Our entire wood fiber supply chain is certified to the SFI Fiber Sourcing Standard. This certification means we can use the "SFI Certified Sourcing" label on our products and lets our customers rest at night, knowing our products are from responsible, legal and non-controversial sources. As part of this certification, we are required to show we:

  • Engage in outreach and education with forest owners on sustainable forestry and best management practices.
  • Support scientific research to broaden the awareness of climate change impacts on forests, wildlife and biological diversity. 
  • Use and support best management practices to protect water quality.
  • Encourage landowners to use qualified logging and resource professionals. 
  • And more. Learn more about the Fiber Sourcing Standard on the SFI website
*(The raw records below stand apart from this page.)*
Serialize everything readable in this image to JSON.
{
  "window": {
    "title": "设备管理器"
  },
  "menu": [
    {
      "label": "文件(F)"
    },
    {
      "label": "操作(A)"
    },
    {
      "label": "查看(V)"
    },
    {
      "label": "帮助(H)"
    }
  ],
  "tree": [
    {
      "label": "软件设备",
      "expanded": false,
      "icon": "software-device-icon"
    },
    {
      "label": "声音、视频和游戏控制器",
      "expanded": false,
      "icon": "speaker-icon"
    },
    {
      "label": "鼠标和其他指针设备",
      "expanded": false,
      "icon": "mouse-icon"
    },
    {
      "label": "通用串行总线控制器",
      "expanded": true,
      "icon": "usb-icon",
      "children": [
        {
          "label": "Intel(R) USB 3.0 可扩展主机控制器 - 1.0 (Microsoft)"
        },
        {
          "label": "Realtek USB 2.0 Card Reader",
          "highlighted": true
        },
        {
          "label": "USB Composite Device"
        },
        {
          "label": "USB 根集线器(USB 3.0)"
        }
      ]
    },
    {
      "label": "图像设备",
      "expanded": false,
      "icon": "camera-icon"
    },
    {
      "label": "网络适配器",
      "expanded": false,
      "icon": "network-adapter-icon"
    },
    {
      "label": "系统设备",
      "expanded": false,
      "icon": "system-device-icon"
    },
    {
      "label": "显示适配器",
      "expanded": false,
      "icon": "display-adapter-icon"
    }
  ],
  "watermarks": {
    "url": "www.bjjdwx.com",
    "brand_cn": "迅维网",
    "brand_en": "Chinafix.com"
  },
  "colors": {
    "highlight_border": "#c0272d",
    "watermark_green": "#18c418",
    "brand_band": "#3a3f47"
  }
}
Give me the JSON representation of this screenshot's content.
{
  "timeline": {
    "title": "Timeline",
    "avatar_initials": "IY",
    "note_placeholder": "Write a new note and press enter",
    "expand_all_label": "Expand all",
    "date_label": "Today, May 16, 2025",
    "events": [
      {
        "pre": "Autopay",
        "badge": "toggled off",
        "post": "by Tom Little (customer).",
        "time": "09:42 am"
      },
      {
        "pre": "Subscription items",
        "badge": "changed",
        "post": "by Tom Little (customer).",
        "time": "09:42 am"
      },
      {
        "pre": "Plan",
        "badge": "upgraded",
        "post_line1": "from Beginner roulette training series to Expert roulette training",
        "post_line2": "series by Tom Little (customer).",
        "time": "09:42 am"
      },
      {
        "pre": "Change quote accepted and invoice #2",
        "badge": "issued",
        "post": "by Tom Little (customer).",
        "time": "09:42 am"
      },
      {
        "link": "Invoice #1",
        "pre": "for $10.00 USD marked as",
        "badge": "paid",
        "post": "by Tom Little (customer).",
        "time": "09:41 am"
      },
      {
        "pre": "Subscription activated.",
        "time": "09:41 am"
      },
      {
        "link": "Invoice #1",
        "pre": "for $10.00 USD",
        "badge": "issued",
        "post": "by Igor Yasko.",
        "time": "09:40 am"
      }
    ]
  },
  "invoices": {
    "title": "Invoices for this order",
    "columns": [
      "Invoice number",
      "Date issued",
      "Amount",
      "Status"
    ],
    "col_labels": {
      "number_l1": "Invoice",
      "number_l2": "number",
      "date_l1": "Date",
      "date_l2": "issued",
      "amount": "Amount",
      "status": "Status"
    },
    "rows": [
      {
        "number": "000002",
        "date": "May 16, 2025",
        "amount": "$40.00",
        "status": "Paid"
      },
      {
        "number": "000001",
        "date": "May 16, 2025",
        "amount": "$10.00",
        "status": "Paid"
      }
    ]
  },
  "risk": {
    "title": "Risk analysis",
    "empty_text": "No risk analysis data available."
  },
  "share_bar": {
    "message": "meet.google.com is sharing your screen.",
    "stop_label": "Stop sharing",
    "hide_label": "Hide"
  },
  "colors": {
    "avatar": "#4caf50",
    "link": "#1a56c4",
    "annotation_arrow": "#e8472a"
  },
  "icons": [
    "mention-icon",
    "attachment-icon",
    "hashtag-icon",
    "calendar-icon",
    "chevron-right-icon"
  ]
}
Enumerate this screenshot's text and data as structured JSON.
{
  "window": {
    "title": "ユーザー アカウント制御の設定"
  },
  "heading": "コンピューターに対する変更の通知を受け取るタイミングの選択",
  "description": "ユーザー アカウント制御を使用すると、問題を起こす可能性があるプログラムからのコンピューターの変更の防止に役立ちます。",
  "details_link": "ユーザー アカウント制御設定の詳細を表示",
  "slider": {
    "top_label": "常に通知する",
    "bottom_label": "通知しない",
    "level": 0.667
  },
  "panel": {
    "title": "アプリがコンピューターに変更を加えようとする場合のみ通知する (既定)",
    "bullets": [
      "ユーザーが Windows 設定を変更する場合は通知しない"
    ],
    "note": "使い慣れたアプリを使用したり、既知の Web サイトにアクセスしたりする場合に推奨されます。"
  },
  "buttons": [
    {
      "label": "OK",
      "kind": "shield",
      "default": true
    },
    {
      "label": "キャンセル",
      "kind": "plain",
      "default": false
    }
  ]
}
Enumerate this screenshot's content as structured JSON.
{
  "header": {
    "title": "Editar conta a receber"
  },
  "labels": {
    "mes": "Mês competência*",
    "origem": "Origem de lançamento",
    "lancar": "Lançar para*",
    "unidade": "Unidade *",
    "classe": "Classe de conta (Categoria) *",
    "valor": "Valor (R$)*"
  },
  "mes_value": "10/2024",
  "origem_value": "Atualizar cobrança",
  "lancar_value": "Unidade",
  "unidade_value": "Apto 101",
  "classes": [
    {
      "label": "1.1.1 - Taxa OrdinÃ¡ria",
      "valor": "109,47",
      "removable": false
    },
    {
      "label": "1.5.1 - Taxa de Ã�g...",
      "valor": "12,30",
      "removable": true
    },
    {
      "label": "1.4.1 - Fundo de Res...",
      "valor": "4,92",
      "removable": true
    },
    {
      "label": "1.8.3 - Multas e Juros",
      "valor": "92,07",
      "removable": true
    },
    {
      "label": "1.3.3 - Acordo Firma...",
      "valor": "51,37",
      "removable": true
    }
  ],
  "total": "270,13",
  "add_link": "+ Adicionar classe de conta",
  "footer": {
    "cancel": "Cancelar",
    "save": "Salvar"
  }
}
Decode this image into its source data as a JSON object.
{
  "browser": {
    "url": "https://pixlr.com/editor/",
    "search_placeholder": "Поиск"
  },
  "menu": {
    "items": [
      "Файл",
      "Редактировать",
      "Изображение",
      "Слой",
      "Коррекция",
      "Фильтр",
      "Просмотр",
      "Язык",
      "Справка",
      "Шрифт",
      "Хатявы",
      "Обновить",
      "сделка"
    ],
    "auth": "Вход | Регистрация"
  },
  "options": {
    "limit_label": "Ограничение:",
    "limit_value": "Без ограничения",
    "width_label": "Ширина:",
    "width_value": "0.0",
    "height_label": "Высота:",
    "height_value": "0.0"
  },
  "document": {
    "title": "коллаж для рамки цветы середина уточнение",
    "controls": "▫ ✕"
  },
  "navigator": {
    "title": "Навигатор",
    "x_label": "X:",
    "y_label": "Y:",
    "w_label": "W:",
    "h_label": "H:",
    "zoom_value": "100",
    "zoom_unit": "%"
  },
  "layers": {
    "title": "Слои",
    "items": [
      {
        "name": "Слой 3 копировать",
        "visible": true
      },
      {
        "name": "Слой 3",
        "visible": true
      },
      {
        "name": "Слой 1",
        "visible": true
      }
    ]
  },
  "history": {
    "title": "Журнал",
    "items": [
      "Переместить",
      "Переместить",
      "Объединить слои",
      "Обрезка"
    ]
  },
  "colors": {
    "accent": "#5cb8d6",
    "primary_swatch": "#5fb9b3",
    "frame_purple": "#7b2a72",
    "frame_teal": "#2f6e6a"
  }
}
Additionally, to support more family forest owners on their journey of responsible, sustainable forest management, we have a purchasing preference for wood certified under the American Tree Farm System.


While all of our wood fiber comes from responsible sources, not all of it is certified. Chain of custody is an accounting system that tracks wood fiber through the different stages of production. It allows us to make claims about how much of our product comes from certified forests and how much comes from responsible sources, and then pass those credits (or claims) on to our customers. In addition to tracking certified and non-certified volumes, chain-of-custody standards require us to implement due-diligence systems (or risk assessments) to avoid non-certified wood fiber coming from illegal or irresponsible sources.

Our senior management team is committed to implementing chain of custody at selected sites and, while those sites are certified, maintaining chain-of-custody requirements in accordance with applicable standards. Learn more about the SFI Chain-of-Custody program and view our certificates.


It is our longstanding policy and practice to ensure we and our fiber suppliers comply with all laws and our procurement practices do not cause or encourage the destruction of forest areas at risk of loss due to illegal and unsustainable practices.

We do not knowingly purchase or use wood, wood fiber or products for distribution that originate from illegal logging. We conduct a due-diligence assessment and document the species and country of origin of our products on our Product Environmental Profiles. Our responsible fiber sourcing practices are guided by our Wood Procurement Policy.

We also maintain compliance with domestic and international laws related to the use of illegal timber, including the Lacey Act in the United States and the European Timber Regulation. The Lacey Act, amended in 2008, combats global trafficking in illegally taken wildlife, fish and plants, as well as illegally sourced wood and wood products. The European Timber Regulation was adopted by the European Union in 2013 and, like the Lacey Act, makes it unlawful to trade in wood from illegal sources.

View Our Certificates